The client’s beloved dish collection was the impetus for adding glass-front door cabinetry on the perimeter walls. This allows the collection to take center stage, and lets the client enjoy seeing her prized treasures displayed every time she walks into the space.
But the glass-front cabinets also provided additional benefits: “Adding glass also has the effect of opening up and lightening the space while breaking up all the wood fronts,” Zinner says.
“Organization was key for keeping the clients’ three children, all with busy schedules, in check.
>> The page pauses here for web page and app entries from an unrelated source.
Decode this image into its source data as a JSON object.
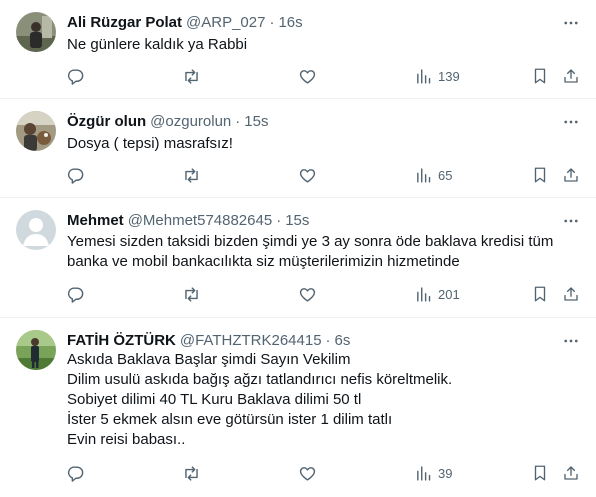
{
  "tweets": [
    {
      "name": "Ali Rüzgar Polat",
      "handle": "@ARP_027",
      "separator": "·",
      "time": "16s",
      "lines": [
        "Ne günlere kaldık ya Rabbi"
      ],
      "views": "139",
      "avatar_icon": "user-photo"
    },
    {
      "name": "Özgür olun",
      "handle": "@ozgurolun",
      "separator": "·",
      "time": "15s",
      "lines": [
        "Dosya ( tepsi) masrafsız!"
      ],
      "views": "65",
      "avatar_icon": "user-photo"
    },
    {
      "name": "Mehmet",
      "handle": "@Mehmet574882645",
      "separator": "·",
      "time": "15s",
      "lines": [
        "Yemesi sizden taksidi bizden şimdi ye 3 ay sonra öde baklava kredisi tüm",
        "banka ve mobil bankacılıkta siz müşterilerimizin hizmetinde"
      ],
      "views": "201",
      "avatar_icon": "default-avatar"
    },
    {
      "name": "FATİH ÖZTÜRK",
      "handle": "@FATHZTRK264415",
      "separator": "·",
      "time": "6s",
      "lines": [
        "Askıda Baklava Başlar şimdi Sayın Vekilim",
        "Dilim usulü askıda bağış ağzı tatlandırıcı nefis köreltmelik.",
        "Sobiyet dilimi 40 TL Kuru Baklava dilimi 50 tl",
        "İster 5 ekmek alsın eve götürsün ister 1 dilim tatlı",
        "Evin reisi babası.."
      ],
      "views": "39",
      "avatar_icon": "user-photo"
    }
  ],
  "colors": {
    "text": "#0f1419",
    "muted": "#536471",
    "border": "#eff3f4"
  },
  "icons": [
    "reply-icon",
    "retweet-icon",
    "like-icon",
    "views-icon",
    "bookmark-icon",
    "share-icon",
    "more-icon"
  ]
}
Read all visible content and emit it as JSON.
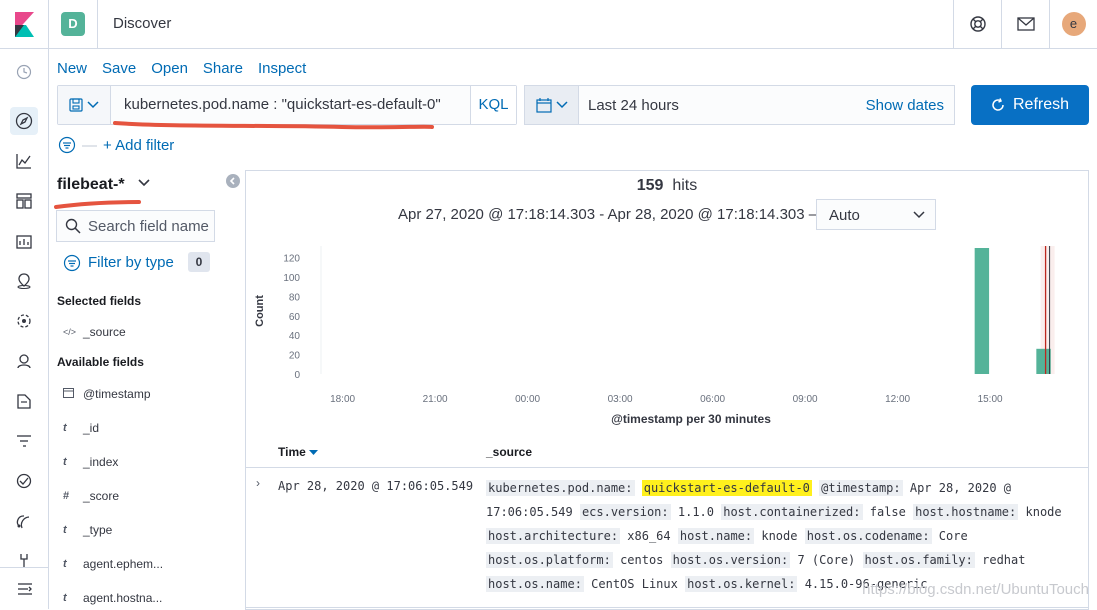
{
  "header": {
    "space_letter": "D",
    "title": "Discover",
    "avatar_letter": "e"
  },
  "menu": {
    "new": "New",
    "save": "Save",
    "open": "Open",
    "share": "Share",
    "inspect": "Inspect"
  },
  "query": {
    "text": "kubernetes.pod.name : \"quickstart-es-default-0\"",
    "language": "KQL"
  },
  "datepicker": {
    "range": "Last 24 hours",
    "show_dates": "Show dates"
  },
  "refresh_label": "Refresh",
  "filter": {
    "add_label": "+ Add filter"
  },
  "sidebar": {
    "index_pattern": "filebeat-*",
    "search_placeholder": "Search field name",
    "filter_by_type": "Filter by type",
    "filter_count": "0",
    "selected_heading": "Selected fields",
    "selected_fields": [
      {
        "type": "</>",
        "name": "_source"
      }
    ],
    "available_heading": "Available fields",
    "available_fields": [
      {
        "type": "cal",
        "name": "@timestamp"
      },
      {
        "type": "t",
        "name": "_id"
      },
      {
        "type": "t",
        "name": "_index"
      },
      {
        "type": "#",
        "name": "_score"
      },
      {
        "type": "t",
        "name": "_type"
      },
      {
        "type": "t",
        "name": "agent.ephem..."
      },
      {
        "type": "t",
        "name": "agent.hostna..."
      }
    ]
  },
  "results": {
    "hits_count": "159",
    "hits_label": "hits",
    "time_range": "Apr 27, 2020 @ 17:18:14.303 - Apr 28, 2020 @ 17:18:14.303 —",
    "interval": "Auto"
  },
  "chart_data": {
    "type": "bar",
    "ylabel": "Count",
    "xlabel": "@timestamp per 30 minutes",
    "y_ticks": [
      "120",
      "100",
      "80",
      "60",
      "40",
      "20",
      "0"
    ],
    "x_ticks": [
      "18:00",
      "21:00",
      "00:00",
      "03:00",
      "06:00",
      "09:00",
      "12:00",
      "15:00"
    ],
    "ylim": [
      0,
      130
    ],
    "bars": [
      {
        "x": "14:30",
        "value": 130
      },
      {
        "x": "16:30",
        "value": 26
      }
    ],
    "bar_color": "#54b399",
    "current_time_marker_color": "#bd271e"
  },
  "table": {
    "time_header": "Time",
    "source_header": "_source",
    "rows": [
      {
        "time": "Apr 28, 2020 @ 17:06:05.549",
        "fields": [
          {
            "k": "kubernetes.pod.name:",
            "v": "quickstart-es-default-0",
            "highlight": true
          },
          {
            "k": "@timestamp:",
            "v": "Apr 28, 2020 @ 17:06:05.549"
          },
          {
            "k": "ecs.version:",
            "v": "1.1.0"
          },
          {
            "k": "host.containerized:",
            "v": "false"
          },
          {
            "k": "host.hostname:",
            "v": "knode"
          },
          {
            "k": "host.architecture:",
            "v": "x86_64"
          },
          {
            "k": "host.name:",
            "v": "knode"
          },
          {
            "k": "host.os.codename:",
            "v": "Core"
          },
          {
            "k": "host.os.platform:",
            "v": "centos"
          },
          {
            "k": "host.os.version:",
            "v": "7 (Core)"
          },
          {
            "k": "host.os.family:",
            "v": "redhat"
          },
          {
            "k": "host.os.name:",
            "v": "CentOS Linux"
          },
          {
            "k": "host.os.kernel:",
            "v": "4.15.0-96-generic"
          }
        ]
      }
    ]
  },
  "watermark": "https://blog.csdn.net/UbuntuTouch"
}
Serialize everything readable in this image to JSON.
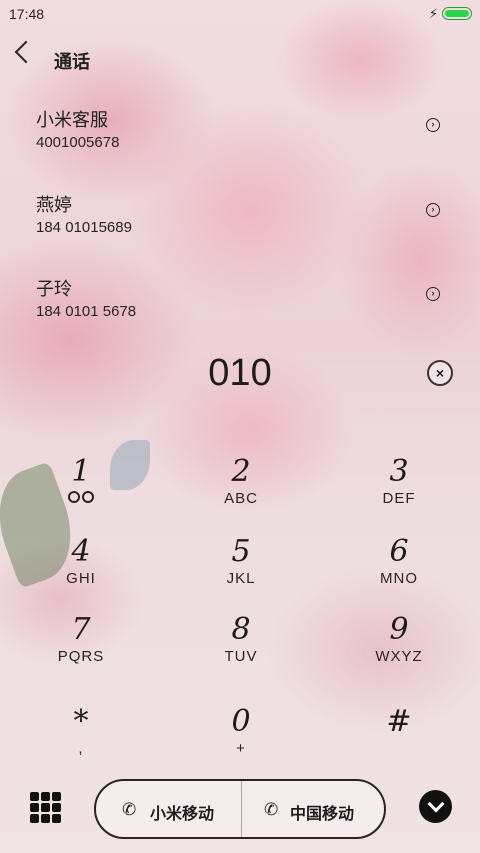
{
  "status_bar": {
    "time": "17:48",
    "charging_icon": "bolt-icon",
    "battery_color": "#2bd44a"
  },
  "header": {
    "title": "通话",
    "back_icon": "chevron-left-icon"
  },
  "contacts": [
    {
      "name": "小米客服",
      "number": "4001005678"
    },
    {
      "name": "燕婷",
      "number": "184 01015689"
    },
    {
      "name": "子玲",
      "number": "184 0101 5678"
    }
  ],
  "dial_input": {
    "value": "010"
  },
  "keypad": [
    {
      "digit": "1",
      "letters": ""
    },
    {
      "digit": "2",
      "letters": "ABC"
    },
    {
      "digit": "3",
      "letters": "DEF"
    },
    {
      "digit": "4",
      "letters": "GHI"
    },
    {
      "digit": "5",
      "letters": "JKL"
    },
    {
      "digit": "6",
      "letters": "MNO"
    },
    {
      "digit": "7",
      "letters": "PQRS"
    },
    {
      "digit": "8",
      "letters": "TUV"
    },
    {
      "digit": "9",
      "letters": "WXYZ"
    },
    {
      "digit": "*",
      "letters": ","
    },
    {
      "digit": "0",
      "letters": "+"
    },
    {
      "digit": "#",
      "letters": ""
    }
  ],
  "call_buttons": [
    {
      "sim": "1",
      "label": "小米移动"
    },
    {
      "sim": "2",
      "label": "中国移动"
    }
  ]
}
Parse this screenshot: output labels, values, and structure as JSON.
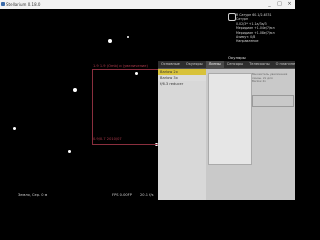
{
  "window": {
    "title": "Stellarium 0.18.0",
    "buttons": [
      "_",
      "□",
      "×"
    ]
  },
  "sky": {
    "fov_labels": {
      "top": "1.9 1.9 (Omb) и (увеличение)",
      "bottom": "0.9/0.7 2010/07"
    },
    "info_lines": [
      "R  Сатурн 60.1/2.4E31",
      "Сатурн",
      "0.02/3* +1.1a/3a/3",
      "Меридиан +1.04e/7/мл",
      "Меридиан +1.08e/7/мл",
      "Азимут: 0/8",
      "Направление"
    ]
  },
  "panel": {
    "header": "Окуляры",
    "tabs": [
      {
        "label": "Основные",
        "active": false
      },
      {
        "label": "Окуляры",
        "active": false
      },
      {
        "label": "Линзы",
        "active": true
      },
      {
        "label": "Сенсоры",
        "active": false
      },
      {
        "label": "Телескопы",
        "active": false
      },
      {
        "label": "О плагине",
        "active": false
      }
    ],
    "rows": [
      {
        "label": "Barlow 2x",
        "selected": true
      },
      {
        "label": "Barlow 3x",
        "selected": false
      },
      {
        "label": "f/6.3 reducer",
        "selected": false
      }
    ],
    "right_text": [
      "Множитель увеличения",
      "линзы. 2x для",
      "Barlow 2x"
    ]
  },
  "status": {
    "location": "Земля, Сер. 0 м",
    "fps": "FPS 0.00FP",
    "extra": "20.1 f/s"
  },
  "colors": {
    "fov_border": "#8a2f3e",
    "selected_row": "#d8c23a"
  }
}
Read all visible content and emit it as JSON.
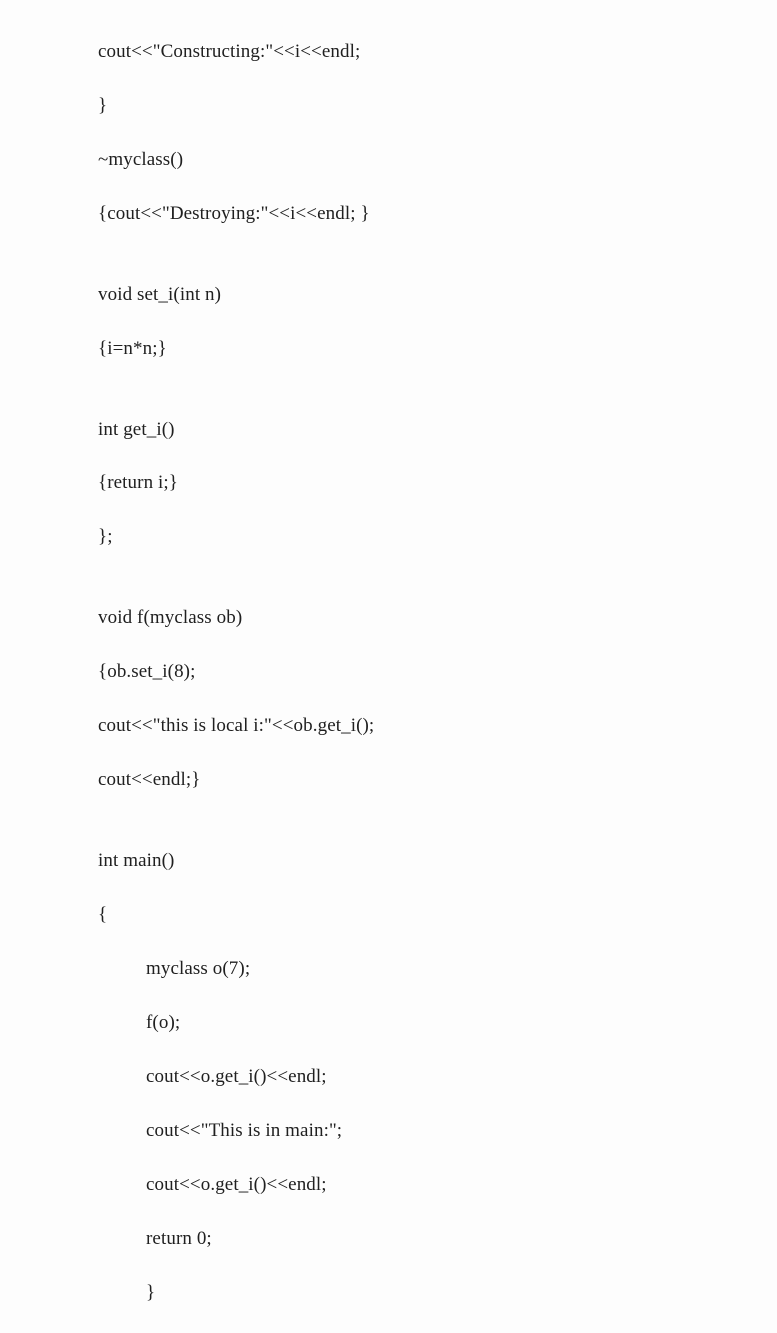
{
  "code": {
    "l01": "cout<<\"Constructing:\"<<i<<endl;",
    "l02": "}",
    "l03": "~myclass()",
    "l04": "{cout<<\"Destroying:\"<<i<<endl; }",
    "l05": "",
    "l06": "void set_i(int n)",
    "l07": "{i=n*n;}",
    "l08": "",
    "l09": "int get_i()",
    "l10": "{return i;}",
    "l11": "};",
    "l12": "",
    "l13": "void f(myclass ob)",
    "l14": "{ob.set_i(8);",
    "l15": "cout<<\"this is local i:\"<<ob.get_i();",
    "l16": "cout<<endl;}",
    "l17": "",
    "l18": "int main()",
    "l19": "{",
    "l20": "myclass o(7);",
    "l21": "f(o);",
    "l22": "cout<<o.get_i()<<endl;",
    "l23": "cout<<\"This is in main:\";",
    "l24": "cout<<o.get_i()<<endl;",
    "l25": "return 0;",
    "l26": "}"
  }
}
We detailed every cabinet and drawer to maximize the space,” she says. “The size of the island is 38"x77" and accommodates multiple cooks at once, including the kids,” she continues.
Open storage was built into the island cabinetry to accommodate the needs of the smaller children, while a built-in coffee center and wine refrigeration addressed the client’s desire for touches which would be useful for entertaining purposes.
Since the client is an avid cook, the center island was useful from both an aesthetic and functional standpoint.
Topped by a butcher block countertop, the island also contains a white porcelain Kohler self-rimming bar sink and Rohl faucet.
Hanging above it is one of two custom wrought-iron chandeliers which serve as the space’s ambient lighting, while recessed cans provide the primary illuminating source over the peninsula. A lighting designer consulted with Zinner on the project.
“We retained the original footprint of the peninsula and updated the materials. The homeowner wanted the peninsula to be used as a gathering area for the family and a place to do homework,” says Zinner.
She also removed the cabinetry over the countertop to create a space for a bar, which would be suitable for enjoying quick meals. This had the added effect of opening a line-of-sight into the kitchen from adjacent rooms.
“A pleasing view of the garden resulted from removing the overhead cabinetry,” comments Zinner.
The peninsula has also worked well for the family of five, functionally speaking. In fact, the client says her family now enjoys having breakfast and lunch in the space every day.
For more about this project, click here.